[Records for the task]

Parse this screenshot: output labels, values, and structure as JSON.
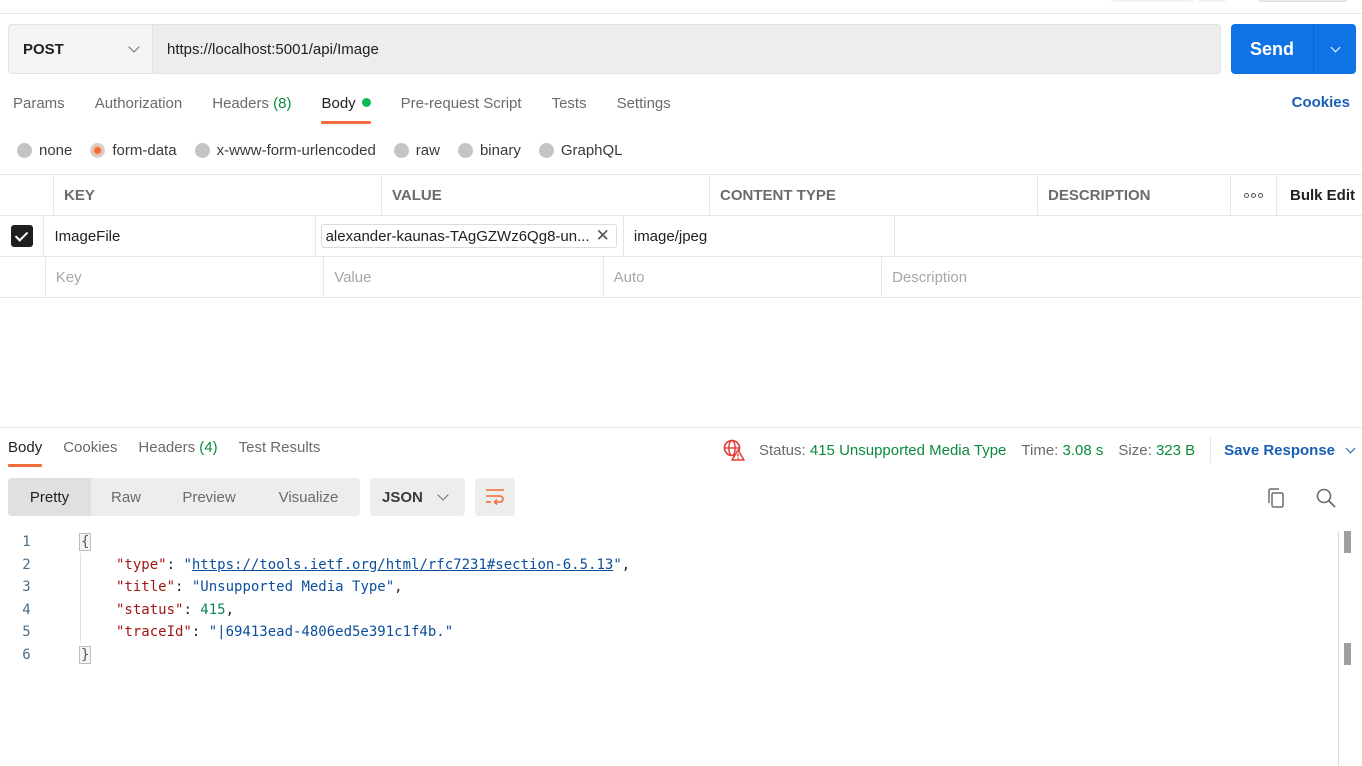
{
  "request": {
    "method": "POST",
    "url": "https://localhost:5001/api/Image",
    "send_label": "Send"
  },
  "request_tabs": [
    {
      "label": "Params",
      "count": ""
    },
    {
      "label": "Authorization",
      "count": ""
    },
    {
      "label": "Headers",
      "count": "(8)"
    },
    {
      "label": "Body",
      "count": ""
    },
    {
      "label": "Pre-request Script",
      "count": ""
    },
    {
      "label": "Tests",
      "count": ""
    },
    {
      "label": "Settings",
      "count": ""
    }
  ],
  "active_request_tab": "Body",
  "cookies_link": "Cookies",
  "body_types": [
    {
      "label": "none",
      "selected": false
    },
    {
      "label": "form-data",
      "selected": true
    },
    {
      "label": "x-www-form-urlencoded",
      "selected": false
    },
    {
      "label": "raw",
      "selected": false
    },
    {
      "label": "binary",
      "selected": false
    },
    {
      "label": "GraphQL",
      "selected": false
    }
  ],
  "params_table": {
    "headers": {
      "key": "KEY",
      "value": "VALUE",
      "content_type": "CONTENT TYPE",
      "description": "DESCRIPTION",
      "bulk_edit": "Bulk Edit"
    },
    "rows": [
      {
        "checked": true,
        "key": "ImageFile",
        "value": "alexander-kaunas-TAgGZWz6Qg8-un...",
        "content_type": "image/jpeg",
        "description": ""
      }
    ],
    "placeholders": {
      "key": "Key",
      "value": "Value",
      "content_type": "Auto",
      "description": "Description"
    }
  },
  "response": {
    "tabs": [
      {
        "label": "Body",
        "count": ""
      },
      {
        "label": "Cookies",
        "count": ""
      },
      {
        "label": "Headers",
        "count": "(4)"
      },
      {
        "label": "Test Results",
        "count": ""
      }
    ],
    "active_tab": "Body",
    "status_label": "Status:",
    "status_value": "415 Unsupported Media Type",
    "time_label": "Time:",
    "time_value": "3.08 s",
    "size_label": "Size:",
    "size_value": "323 B",
    "save_response": "Save Response",
    "view_modes": [
      "Pretty",
      "Raw",
      "Preview",
      "Visualize"
    ],
    "active_view_mode": "Pretty",
    "format": "JSON",
    "body_lines": {
      "l1": {
        "num": "1",
        "open": "{"
      },
      "l2": {
        "num": "2",
        "key": "\"type\"",
        "value": "https://tools.ietf.org/html/rfc7231#section-6.5.13"
      },
      "l3": {
        "num": "3",
        "key": "\"title\"",
        "value": "\"Unsupported Media Type\""
      },
      "l4": {
        "num": "4",
        "key": "\"status\"",
        "value": "415"
      },
      "l5": {
        "num": "5",
        "key": "\"traceId\"",
        "value": "\"|69413ead-4806ed5e391c1f4b.\""
      },
      "l6": {
        "num": "6",
        "close": "}"
      }
    }
  },
  "colors": {
    "send_button": "#0f72e5",
    "active_tab_underline": "#f26b3a",
    "status_green": "#0b8a3e",
    "link_blue": "#1a5fb4",
    "error_icon": "#e53935"
  }
}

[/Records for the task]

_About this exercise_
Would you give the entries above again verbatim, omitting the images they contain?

_Problem solution_
Parse this screenshot: output labels, values, and structure as JSON.
{
  "request": {
    "method": "POST",
    "url": "https://localhost:5001/api/Image",
    "send_label": "Send"
  },
  "request_tabs": [
    {
      "label": "Params",
      "count": ""
    },
    {
      "label": "Authorization",
      "count": ""
    },
    {
      "label": "Headers",
      "count": "(8)"
    },
    {
      "label": "Body",
      "count": ""
    },
    {
      "label": "Pre-request Script",
      "count": ""
    },
    {
      "label": "Tests",
      "count": ""
    },
    {
      "label": "Settings",
      "count": ""
    }
  ],
  "active_request_tab": "Body",
  "cookies_link": "Cookies",
  "body_types": [
    {
      "label": "none",
      "selected": false
    },
    {
      "label": "form-data",
      "selected": true
    },
    {
      "label": "x-www-form-urlencoded",
      "selected": false
    },
    {
      "label": "raw",
      "selected": false
    },
    {
      "label": "binary",
      "selected": false
    },
    {
      "label": "GraphQL",
      "selected": false
    }
  ],
  "params_table": {
    "headers": {
      "key": "KEY",
      "value": "VALUE",
      "content_type": "CONTENT TYPE",
      "description": "DESCRIPTION",
      "bulk_edit": "Bulk Edit"
    },
    "rows": [
      {
        "checked": true,
        "key": "ImageFile",
        "value": "alexander-kaunas-TAgGZWz6Qg8-un...",
        "content_type": "image/jpeg",
        "description": ""
      }
    ],
    "placeholders": {
      "key": "Key",
      "value": "Value",
      "content_type": "Auto",
      "description": "Description"
    }
  },
  "response": {
    "tabs": [
      {
        "label": "Body",
        "count": ""
      },
      {
        "label": "Cookies",
        "count": ""
      },
      {
        "label": "Headers",
        "count": "(4)"
      },
      {
        "label": "Test Results",
        "count": ""
      }
    ],
    "active_tab": "Body",
    "status_label": "Status:",
    "status_value": "415 Unsupported Media Type",
    "time_label": "Time:",
    "time_value": "3.08 s",
    "size_label": "Size:",
    "size_value": "323 B",
    "save_response": "Save Response",
    "view_modes": [
      "Pretty",
      "Raw",
      "Preview",
      "Visualize"
    ],
    "active_view_mode": "Pretty",
    "format": "JSON",
    "body_lines": {
      "l1": {
        "num": "1",
        "open": "{"
      },
      "l2": {
        "num": "2",
        "key": "\"type\"",
        "value": "https://tools.ietf.org/html/rfc7231#section-6.5.13"
      },
      "l3": {
        "num": "3",
        "key": "\"title\"",
        "value": "\"Unsupported Media Type\""
      },
      "l4": {
        "num": "4",
        "key": "\"status\"",
        "value": "415"
      },
      "l5": {
        "num": "5",
        "key": "\"traceId\"",
        "value": "\"|69413ead-4806ed5e391c1f4b.\""
      },
      "l6": {
        "num": "6",
        "close": "}"
      }
    }
  },
  "colors": {
    "send_button": "#0f72e5",
    "active_tab_underline": "#f26b3a",
    "status_green": "#0b8a3e",
    "link_blue": "#1a5fb4",
    "error_icon": "#e53935"
  }
}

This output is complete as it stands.